  2. SCKI (Pin 19): CMOS Serial Clock Input. Drive SCKI with the serial I/O clock. SCKI rising edges latch serial data in on SDI and clock serial data out on SDO0 and SDO1. For standard SPI bus operation, capture output data at the receiver on rising edges of SCKI. SCKI is allowed to idle either high or low.
  3. SCKO (Pin 22): CMOS Serial Clock Output. SCKI rising edges trigger transitions on SCKO that are skew-matched to the serial output data streams on SDO0 and SDO1. The resulting SCKO frequency is half that of SCKI. Rising and falling edges of SCKO may be used to capture SDO data at the receiver (FPGA) in double data rate (DDR) fashion. For standard SPI bus operation, SCKO is not used and should be left unconnected. SCKO is forced low at the falling edge of BUSY. 
  4. SDI (Pin 25): CMOS Serial Data Input. Drive this pin with the desired 6-bit SoftSpan configuration word (see Table 1a), latched on the rising edges of SCKI. If both channels will be configured to operate only in SoftSpan 7, tie SDI to OVDD. Logic levels are determined by OVDD.
  5. CS (Pin 27): Chip Select Input. The serial data I/O bus is enabled when CS is low and is disabled and Hi-Z when CS is high. CS also gates the external shift clock, SCKI. Logic levels are determined by OVDD

 

You should be capturing data with the rising edge of SCKI, and not trying to catch it using SCKO, which is a rather useless gated DDR clock.

Don't forget to close a thread when possible by accepting a post as a solution.
0 Kudos
Observer richnsim
Observer
1,130 Views
Registered: ‎06-01-2018

Re: How to add signal delays to meet timing constraints?

Jump to solution

Dear @avrumw

 

It's actually a rather new ADC. I think the reason they gap the clock is, so that least possible noise is coupled in during the sampling process.

Yes you're absolutely right, it's actually a 30MHz clock. I thought about oversampling in the beginning but then it somehow got swept off my mind. Maybe this would be the most easy thing to do. Non the less I will try adding a delay and also have a look at the ISERDES first, just for academical reason :)

 

Thanks a lot,

Simon

0 Kudos
Observer richnsim
Observer
1,125 Views
Registered: ‎06-01-2018

Re: How to add signal delays to meet timing constraints?

Jump to solution
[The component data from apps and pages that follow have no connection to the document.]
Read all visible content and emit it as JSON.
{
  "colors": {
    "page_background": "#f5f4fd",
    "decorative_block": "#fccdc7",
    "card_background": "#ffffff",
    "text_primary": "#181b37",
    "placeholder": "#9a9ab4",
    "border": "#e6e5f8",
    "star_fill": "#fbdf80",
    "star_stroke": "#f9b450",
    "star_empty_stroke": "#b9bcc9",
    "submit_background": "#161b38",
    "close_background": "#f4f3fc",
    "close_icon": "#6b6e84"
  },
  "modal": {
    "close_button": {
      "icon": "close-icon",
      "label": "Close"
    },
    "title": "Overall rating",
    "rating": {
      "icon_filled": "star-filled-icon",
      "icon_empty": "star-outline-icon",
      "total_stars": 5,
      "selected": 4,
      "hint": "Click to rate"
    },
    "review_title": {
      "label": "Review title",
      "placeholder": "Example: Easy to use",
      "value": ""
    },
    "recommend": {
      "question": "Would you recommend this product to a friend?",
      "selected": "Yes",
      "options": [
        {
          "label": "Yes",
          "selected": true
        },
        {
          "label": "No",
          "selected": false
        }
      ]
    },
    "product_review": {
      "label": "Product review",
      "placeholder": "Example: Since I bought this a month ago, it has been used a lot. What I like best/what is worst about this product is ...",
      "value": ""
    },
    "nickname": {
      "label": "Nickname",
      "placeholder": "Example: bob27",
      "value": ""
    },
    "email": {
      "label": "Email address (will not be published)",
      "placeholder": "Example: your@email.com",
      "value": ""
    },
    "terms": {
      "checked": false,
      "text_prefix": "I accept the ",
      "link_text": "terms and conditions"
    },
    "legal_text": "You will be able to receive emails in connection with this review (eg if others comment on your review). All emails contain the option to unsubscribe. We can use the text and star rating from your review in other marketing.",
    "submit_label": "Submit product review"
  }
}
Dear @jmcclusk

 

This is a bit off topic, but I think the reason for the SCKO output clock is, that when you have a digital isolator between the ADC and your FPGA, the phase shift of the input clock generated by the FPGA (SCKI) and the data outputted by the ADC (SDO0/1) can vary extremely, based on the delay of the isolator caused by temperature variation and other factors. This can go as far as varying up to 1 clock cycle, which makes it impossible to construct a reliable interface:

 

LTC2341_Isolator_Delay.jpg

 

What we have done in this situation before with other ADCs is to route back the input clock (SCKI) from the isolated ADC-side to our FPGA, so at least the isolator delays are compensated. With this ADC LTC2341 having a dedicated output clock accompanying the data, we thought it would be a good idea to make use of this "feature", but as you say, it proved to be rather a useless feature!

 

Best Regards

Simon

0 Kudos